A strike at General Motors’ Canadian plants is over less than a day after it started, according Unifor, the union that represents more than 4,000 autoworkers at the company.
The strike had begun 11:59 pm Monday when Unifor said GM had refused to agree to a deal similar to the one the union previously reached with Ford. That kind of deal is known as a pattern agreement.
The union said the company quickly gave in to union demands once the strike started.
“When faced with the shutdown of these key facilities General Motors had no choice but to get serious at the table and agree to the pattern,” said Unifor National President Lana Payne. “The solidarity of our members has led to a comprehensive tentative agreement that follows the pattern set at Ford to the letter.”
The union said strike actions are on hold to allow the membership to vote on the tentative agreement. The strike could resume if the rank-and-file members fail to ratify the deal.
But it’s uncertain whether it will win approval of membership. Only 54% of Unifor members at Ford voted in favor of the deal.
The Unifor strike occurred while GM as well as rivals Ford and Stellantis were already dealing with strikes by the United Auto Workers union. That strike had started September 15 against targeted facilities of each company. More than 25,000 UAW members are now on strike at the three companies, with nearly 10,000 of those at GM.
“This record agreement, subject to member ratification, recognizes the many contributions of our represented team members with significant increases in wages, benefits and job security while building on GM’s historic investments in Canadian manufacturing,” said GM’s statement.
The Unifor strike had shut its assembly plant in Oshawa, Ontario, which builds the Silverado pickup truck, GM’s best-selling model. It also had the potential to cause widespread shutdowns and production cuts at GM plants across the United States. One of the Canadian plants on strike, in St. Catharines, Ontario, builds transmissions as well as V-8 and 6-cylinder engines used in many of GM’s most popular, and most profitable, models.
Among the US plants at risk of shutting or slowing production without St. Catharines at full operations were are factories in Arlington, Texas; Fort Wayne, Indiana; Bowling Green, Kentucky; as well as Lansing Grand River in Michigan and San Luis Potosi, Mexico. Models built in those plants include the Silverado and GMC Sierra pickups; plus full-size SUVs such as the Chevy Tahoe, GMC Yukon and Cadillac Escalade, as well as the Chevy Equinox and Traverse SUVs.

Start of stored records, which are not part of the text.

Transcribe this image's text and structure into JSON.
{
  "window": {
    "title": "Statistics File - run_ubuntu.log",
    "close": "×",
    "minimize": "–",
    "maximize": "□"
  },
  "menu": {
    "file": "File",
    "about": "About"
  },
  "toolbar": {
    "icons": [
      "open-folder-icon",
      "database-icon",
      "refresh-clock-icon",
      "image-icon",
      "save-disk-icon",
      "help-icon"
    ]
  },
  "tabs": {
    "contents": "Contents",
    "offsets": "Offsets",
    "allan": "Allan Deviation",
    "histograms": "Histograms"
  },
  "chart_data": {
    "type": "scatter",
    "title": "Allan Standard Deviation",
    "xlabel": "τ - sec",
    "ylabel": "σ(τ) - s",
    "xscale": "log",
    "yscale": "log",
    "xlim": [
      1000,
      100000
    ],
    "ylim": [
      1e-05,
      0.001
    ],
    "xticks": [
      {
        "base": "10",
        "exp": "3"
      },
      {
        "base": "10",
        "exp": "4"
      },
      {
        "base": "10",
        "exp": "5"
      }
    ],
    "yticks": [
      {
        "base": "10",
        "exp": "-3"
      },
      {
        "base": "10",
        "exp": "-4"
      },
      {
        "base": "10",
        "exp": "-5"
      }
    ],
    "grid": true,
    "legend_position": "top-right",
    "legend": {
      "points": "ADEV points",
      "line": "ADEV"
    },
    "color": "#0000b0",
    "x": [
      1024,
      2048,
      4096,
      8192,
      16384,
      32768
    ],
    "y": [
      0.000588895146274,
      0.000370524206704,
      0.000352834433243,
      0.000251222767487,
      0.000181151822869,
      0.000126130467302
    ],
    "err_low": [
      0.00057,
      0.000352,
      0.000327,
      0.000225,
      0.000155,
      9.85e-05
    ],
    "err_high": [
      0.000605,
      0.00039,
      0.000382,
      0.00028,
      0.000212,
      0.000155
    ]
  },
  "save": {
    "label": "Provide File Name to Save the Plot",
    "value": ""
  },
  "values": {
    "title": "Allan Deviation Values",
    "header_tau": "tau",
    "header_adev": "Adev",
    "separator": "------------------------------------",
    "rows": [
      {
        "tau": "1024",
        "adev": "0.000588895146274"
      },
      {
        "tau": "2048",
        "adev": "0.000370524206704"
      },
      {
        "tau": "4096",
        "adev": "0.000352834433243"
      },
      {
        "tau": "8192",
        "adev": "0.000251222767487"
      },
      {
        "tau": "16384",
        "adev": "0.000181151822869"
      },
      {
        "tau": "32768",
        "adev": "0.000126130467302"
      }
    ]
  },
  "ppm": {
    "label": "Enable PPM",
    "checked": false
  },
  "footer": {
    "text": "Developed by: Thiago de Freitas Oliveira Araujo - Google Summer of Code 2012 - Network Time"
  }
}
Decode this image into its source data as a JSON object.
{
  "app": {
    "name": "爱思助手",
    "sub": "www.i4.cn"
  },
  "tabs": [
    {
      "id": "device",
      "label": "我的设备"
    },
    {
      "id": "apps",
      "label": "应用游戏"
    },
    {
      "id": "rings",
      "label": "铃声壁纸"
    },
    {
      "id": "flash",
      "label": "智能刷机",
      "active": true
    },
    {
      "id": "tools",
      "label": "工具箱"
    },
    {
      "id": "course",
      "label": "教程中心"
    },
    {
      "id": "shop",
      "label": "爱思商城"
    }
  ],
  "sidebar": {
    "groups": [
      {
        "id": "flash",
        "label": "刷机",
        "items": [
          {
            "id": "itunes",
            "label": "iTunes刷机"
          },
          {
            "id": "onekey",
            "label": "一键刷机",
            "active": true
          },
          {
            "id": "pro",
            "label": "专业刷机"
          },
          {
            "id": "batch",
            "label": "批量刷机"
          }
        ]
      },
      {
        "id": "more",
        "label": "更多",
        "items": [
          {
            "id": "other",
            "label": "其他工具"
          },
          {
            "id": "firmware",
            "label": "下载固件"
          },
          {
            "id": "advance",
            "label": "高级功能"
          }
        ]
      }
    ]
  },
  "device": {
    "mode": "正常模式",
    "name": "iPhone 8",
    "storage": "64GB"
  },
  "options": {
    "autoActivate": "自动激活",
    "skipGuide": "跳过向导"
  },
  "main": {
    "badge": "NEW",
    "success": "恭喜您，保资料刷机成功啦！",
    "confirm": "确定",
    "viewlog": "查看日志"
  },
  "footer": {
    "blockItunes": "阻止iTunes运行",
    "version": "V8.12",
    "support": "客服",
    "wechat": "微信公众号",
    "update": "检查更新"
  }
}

This is the second time in less than a week that GM apparently gave into a union’s threat to shut down production of the large SUV factory in Arlington, Texas.
On Friday, just as the UAW was about to announce an expansion of its strike to Arlington, the company gave in on a key union demand revolving around employees at a current and future EV battery plant being covered by the union’s national master labor agreement, according to a update given to UAW members on Friday by UAW President Shawn Fain.
Fain described the Arlington plant “GM’s biggest money maker” in his remarks to membership.
“It was that threat [of expanding the strike to Arlington] that brought GM to the table,” he said.
Improved pay and pensions
Details of the Unifor deal were not immediately available. But the deal with Ford included a wage increase of 10% in the first year of the agreement, followed by a 2% and 3% increase over the next two years of the contract. It also restored the cost-of-living adjustments (COLA) to protect workers from rising prices.
The Ford agreement also returned to a pension plan — rather than just 401(k)-style retirement accounts — for Unifor members hired at Ford in recent years. And it converted temporary staff who work full-time shifts into permanent employees.
Autoworkers in both Canada and the United States used to all have COLA clauses in their contracts as well as traditional pension plans that pay retirees a set amount every month as long as they live. But the automakers got unions on both sides of the border to give up the COLA for all members and traditional pensions for new hires when the companies were in financial distress in 2007 through 2009.
Restoring those concessions have been a major negotiation demand of both Unifor and the UAW.